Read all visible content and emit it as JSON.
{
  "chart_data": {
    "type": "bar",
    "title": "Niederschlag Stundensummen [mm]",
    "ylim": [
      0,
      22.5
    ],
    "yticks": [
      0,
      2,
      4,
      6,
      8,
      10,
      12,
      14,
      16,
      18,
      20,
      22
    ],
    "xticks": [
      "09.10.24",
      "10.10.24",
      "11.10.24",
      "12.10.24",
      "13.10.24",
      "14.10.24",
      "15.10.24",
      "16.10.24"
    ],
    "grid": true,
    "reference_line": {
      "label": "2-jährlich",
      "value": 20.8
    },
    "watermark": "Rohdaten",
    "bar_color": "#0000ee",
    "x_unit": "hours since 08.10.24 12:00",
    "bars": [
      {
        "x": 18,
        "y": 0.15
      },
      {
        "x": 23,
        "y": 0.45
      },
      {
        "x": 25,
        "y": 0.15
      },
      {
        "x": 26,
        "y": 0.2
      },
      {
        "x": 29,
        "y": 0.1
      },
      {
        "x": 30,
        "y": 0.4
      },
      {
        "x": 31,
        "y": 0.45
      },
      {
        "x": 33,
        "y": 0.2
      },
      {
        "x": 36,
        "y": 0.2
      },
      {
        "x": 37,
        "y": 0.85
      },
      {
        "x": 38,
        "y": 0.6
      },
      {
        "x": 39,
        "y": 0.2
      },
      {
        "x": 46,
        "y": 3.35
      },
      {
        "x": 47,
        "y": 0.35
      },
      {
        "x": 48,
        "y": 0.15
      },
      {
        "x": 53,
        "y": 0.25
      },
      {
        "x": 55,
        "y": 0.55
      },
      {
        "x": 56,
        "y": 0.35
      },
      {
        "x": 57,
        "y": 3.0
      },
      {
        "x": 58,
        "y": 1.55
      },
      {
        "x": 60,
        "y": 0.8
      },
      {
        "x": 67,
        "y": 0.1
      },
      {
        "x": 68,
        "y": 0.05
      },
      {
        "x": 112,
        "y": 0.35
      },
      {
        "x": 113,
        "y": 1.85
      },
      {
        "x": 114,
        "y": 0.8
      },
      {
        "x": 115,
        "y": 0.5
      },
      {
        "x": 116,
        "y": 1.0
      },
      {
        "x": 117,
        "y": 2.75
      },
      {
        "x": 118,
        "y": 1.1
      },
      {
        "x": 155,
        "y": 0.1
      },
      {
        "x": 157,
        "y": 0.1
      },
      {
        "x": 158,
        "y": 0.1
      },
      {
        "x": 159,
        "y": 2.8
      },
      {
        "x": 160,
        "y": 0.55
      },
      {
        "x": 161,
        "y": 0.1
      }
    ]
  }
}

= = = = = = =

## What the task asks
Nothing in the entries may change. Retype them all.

## Answer to this task
Read all visible content and emit it as JSON.
{
  "chart_data": {
    "type": "bar",
    "title": "Niederschlag Stundensummen [mm]",
    "ylim": [
      0,
      22.5
    ],
    "yticks": [
      0,
      2,
      4,
      6,
      8,
      10,
      12,
      14,
      16,
      18,
      20,
      22
    ],
    "xticks": [
      "09.10.24",
      "10.10.24",
      "11.10.24",
      "12.10.24",
      "13.10.24",
      "14.10.24",
      "15.10.24",
      "16.10.24"
    ],
    "grid": true,
    "reference_line": {
      "label": "2-jährlich",
      "value": 20.8
    },
    "watermark": "Rohdaten",
    "bar_color": "#0000ee",
    "x_unit": "hours since 08.10.24 12:00",
    "bars": [
      {
        "x": 18,
        "y": 0.15
      },
      {
        "x": 23,
        "y": 0.45
      },
      {
        "x": 25,
        "y": 0.15
      },
      {
        "x": 26,
        "y": 0.2
      },
      {
        "x": 29,
        "y": 0.1
      },
      {
        "x": 30,
        "y": 0.4
      },
      {
        "x": 31,
        "y": 0.45
      },
      {
        "x": 33,
        "y": 0.2
      },
      {
        "x": 36,
        "y": 0.2
      },
      {
        "x": 37,
        "y": 0.85
      },
      {
        "x": 38,
        "y": 0.6
      },
      {
        "x": 39,
        "y": 0.2
      },
      {
        "x": 46,
        "y": 3.35
      },
      {
        "x": 47,
        "y": 0.35
      },
      {
        "x": 48,
        "y": 0.15
      },
      {
        "x": 53,
        "y": 0.25
      },
      {
        "x": 55,
        "y": 0.55
      },
      {
        "x": 56,
        "y": 0.35
      },
      {
        "x": 57,
        "y": 3.0
      },
      {
        "x": 58,
        "y": 1.55
      },
      {
        "x": 60,
        "y": 0.8
      },
      {
        "x": 67,
        "y": 0.1
      },
      {
        "x": 68,
        "y": 0.05
      },
      {
        "x": 112,
        "y": 0.35
      },
      {
        "x": 113,
        "y": 1.85
      },
      {
        "x": 114,
        "y": 0.8
      },
      {
        "x": 115,
        "y": 0.5
      },
      {
        "x": 116,
        "y": 1.0
      },
      {
        "x": 117,
        "y": 2.75
      },
      {
        "x": 118,
        "y": 1.1
      },
      {
        "x": 155,
        "y": 0.1
      },
      {
        "x": 157,
        "y": 0.1
      },
      {
        "x": 158,
        "y": 0.1
      },
      {
        "x": 159,
        "y": 2.8
      },
      {
        "x": 160,
        "y": 0.55
      },
      {
        "x": 161,
        "y": 0.1
      }
    ]
  }
}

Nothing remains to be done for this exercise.